One of the great challenges in membrane biophysics is to find a means to foster the transport of drugs across complex membrane structures. In this spirit, we elucidate methodological challenges associated with free energy computations of complex chainlike molecules across lipid membranes. As an appropriate standard molecule to this end, we consider 7-nitrobenz-2-oxa-1,3-diazol-4-yl-labeled fatty amine, NBD-C-n, which is here dealt with as a homologous series with varying chain lengths. We found the membrane-water interface region to be highly sensitive to details in free energy computations. Despite considerable simulation times, we observed substantial hysteresis, the cause being the small frequency of insertion/desorption events of the amphiphile's alkyl chain in the membrane interface. The hysteresis was most pronounced when the amphiphile was pulled from water to the membrane and compromised the data that were not in line with experiments. The subtleties in umbrella sampling for computing distance along the transition path were also observed to be potential causes of artifacts. With the PGD (pull geometry distance) scheme, in which the distance from the molecule was computed to a reference plane determined by an average over all lipids in the membrane, we found marked deformations in membrane structure when the amphiphile was close to the membrane. The deformations were weaker with the PGC (pull geometry cylinder) method, where the reference plane is chosen based on lipids that are within a cylinder of radius 1.7 nm from the amphiphile. Importantly, the free energy results given by PGC were found to be qualitatively consistent with experimental data, while the PGD results were not. We conclude that with long amphiphiles there is reason for concern with regard to computations of their free energy profiles. The membrane-water interface is the region where the greatest care is warranted.

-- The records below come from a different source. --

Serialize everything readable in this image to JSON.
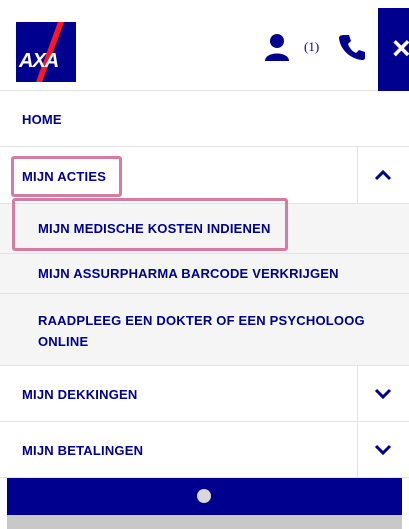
{
  "header": {
    "logo_text": "AXA",
    "user_icon": "user-icon",
    "user_count": "(1)",
    "phone_icon": "phone-icon",
    "close_label": "×"
  },
  "menu": {
    "home": "HOME",
    "mijn_acties": {
      "label": "MIJN ACTIES",
      "expanded": true,
      "items": [
        "MIJN MEDISCHE KOSTEN INDIENEN",
        "MIJN ASSURPHARMA BARCODE VERKRIJGEN",
        "RAADPLEEG EEN DOKTER OF EEN PSYCHOLOOG",
        "ONLINE"
      ]
    },
    "mijn_dekkingen": "MIJN DEKKINGEN",
    "mijn_betalingen": "MIJN BETALINGEN"
  },
  "colors": {
    "brand": "#00008f",
    "highlight": "#d77ca0",
    "submenu_bg": "#f5f5f5"
  }
}
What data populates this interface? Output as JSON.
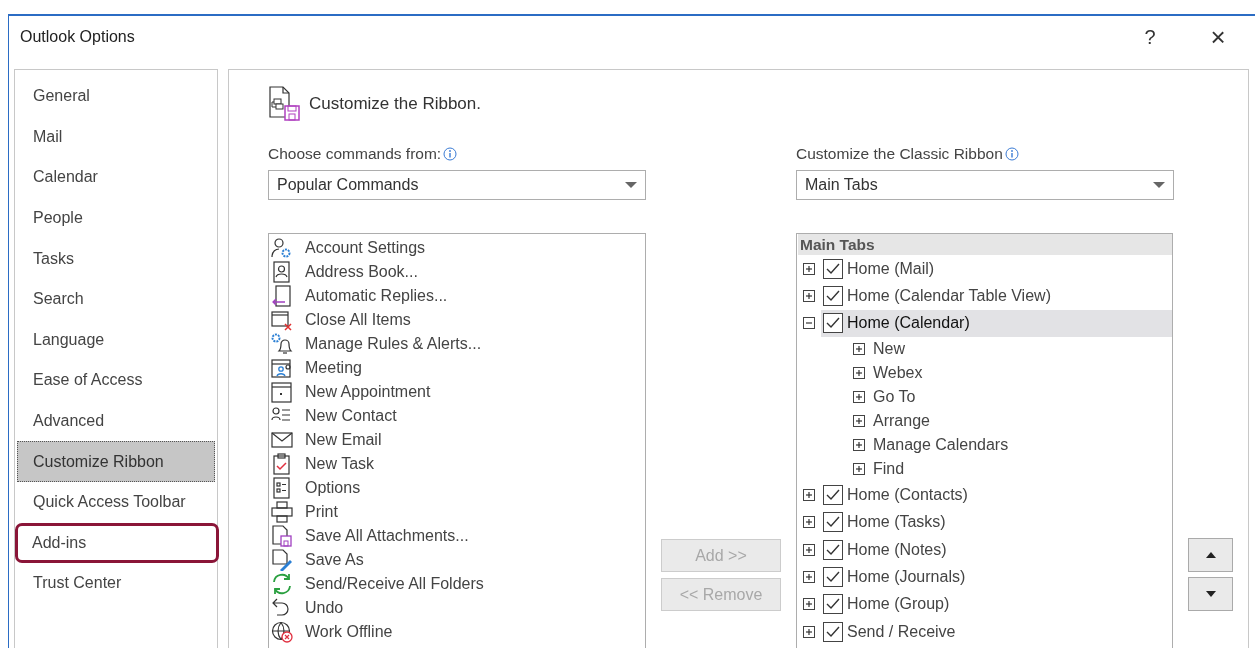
{
  "window": {
    "title": "Outlook Options",
    "help": "?",
    "close": "×"
  },
  "sidebar": {
    "items": [
      {
        "label": "General",
        "selected": false,
        "highlighted": false
      },
      {
        "label": "Mail",
        "selected": false,
        "highlighted": false
      },
      {
        "label": "Calendar",
        "selected": false,
        "highlighted": false
      },
      {
        "label": "People",
        "selected": false,
        "highlighted": false
      },
      {
        "label": "Tasks",
        "selected": false,
        "highlighted": false
      },
      {
        "label": "Search",
        "selected": false,
        "highlighted": false
      },
      {
        "label": "Language",
        "selected": false,
        "highlighted": false
      },
      {
        "label": "Ease of Access",
        "selected": false,
        "highlighted": false
      },
      {
        "label": "Advanced",
        "selected": false,
        "highlighted": false
      },
      {
        "label": "Customize Ribbon",
        "selected": true,
        "highlighted": false
      },
      {
        "label": "Quick Access Toolbar",
        "selected": false,
        "highlighted": false
      },
      {
        "label": "Add-ins",
        "selected": false,
        "highlighted": true
      },
      {
        "label": "Trust Center",
        "selected": false,
        "highlighted": false
      }
    ]
  },
  "heading": "Customize the Ribbon.",
  "commands": {
    "label": "Choose commands from:",
    "dropdown": {
      "value": "Popular Commands"
    },
    "items": [
      {
        "label": "Account Settings"
      },
      {
        "label": "Address Book..."
      },
      {
        "label": "Automatic Replies..."
      },
      {
        "label": "Close All Items"
      },
      {
        "label": "Manage Rules & Alerts..."
      },
      {
        "label": "Meeting"
      },
      {
        "label": "New Appointment"
      },
      {
        "label": "New Contact"
      },
      {
        "label": "New Email"
      },
      {
        "label": "New Task"
      },
      {
        "label": "Options"
      },
      {
        "label": "Print"
      },
      {
        "label": "Save All Attachments..."
      },
      {
        "label": "Save As"
      },
      {
        "label": "Send/Receive All Folders"
      },
      {
        "label": "Undo"
      },
      {
        "label": "Work Offline"
      }
    ]
  },
  "buttons": [
    {
      "label": "Add >>",
      "disabled": true
    },
    {
      "label": "<< Remove",
      "disabled": true
    }
  ],
  "ribbon": {
    "label": "Customize the Classic Ribbon",
    "dropdown": {
      "value": "Main Tabs"
    },
    "tree_header": "Main Tabs",
    "tree": [
      {
        "label": "Home (Mail)",
        "checked": true,
        "expanded": false,
        "selected": false
      },
      {
        "label": "Home (Calendar Table View)",
        "checked": true,
        "expanded": false,
        "selected": false
      },
      {
        "label": "Home (Calendar)",
        "checked": true,
        "expanded": true,
        "selected": true,
        "children": [
          {
            "label": "New",
            "expanded": false
          },
          {
            "label": "Webex",
            "expanded": false
          },
          {
            "label": "Go To",
            "expanded": false
          },
          {
            "label": "Arrange",
            "expanded": false
          },
          {
            "label": "Manage Calendars",
            "expanded": false
          },
          {
            "label": "Find",
            "expanded": false
          }
        ]
      },
      {
        "label": "Home (Contacts)",
        "checked": true,
        "expanded": false,
        "selected": false
      },
      {
        "label": "Home (Tasks)",
        "checked": true,
        "expanded": false,
        "selected": false
      },
      {
        "label": "Home (Notes)",
        "checked": true,
        "expanded": false,
        "selected": false
      },
      {
        "label": "Home (Journals)",
        "checked": true,
        "expanded": false,
        "selected": false
      },
      {
        "label": "Home (Group)",
        "checked": true,
        "expanded": false,
        "selected": false
      },
      {
        "label": "Send / Receive",
        "checked": true,
        "expanded": false,
        "selected": false
      }
    ]
  }
}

Journal of Physical Chemistry B, 2014, Vol 118, Issue 13, p. 3572-3581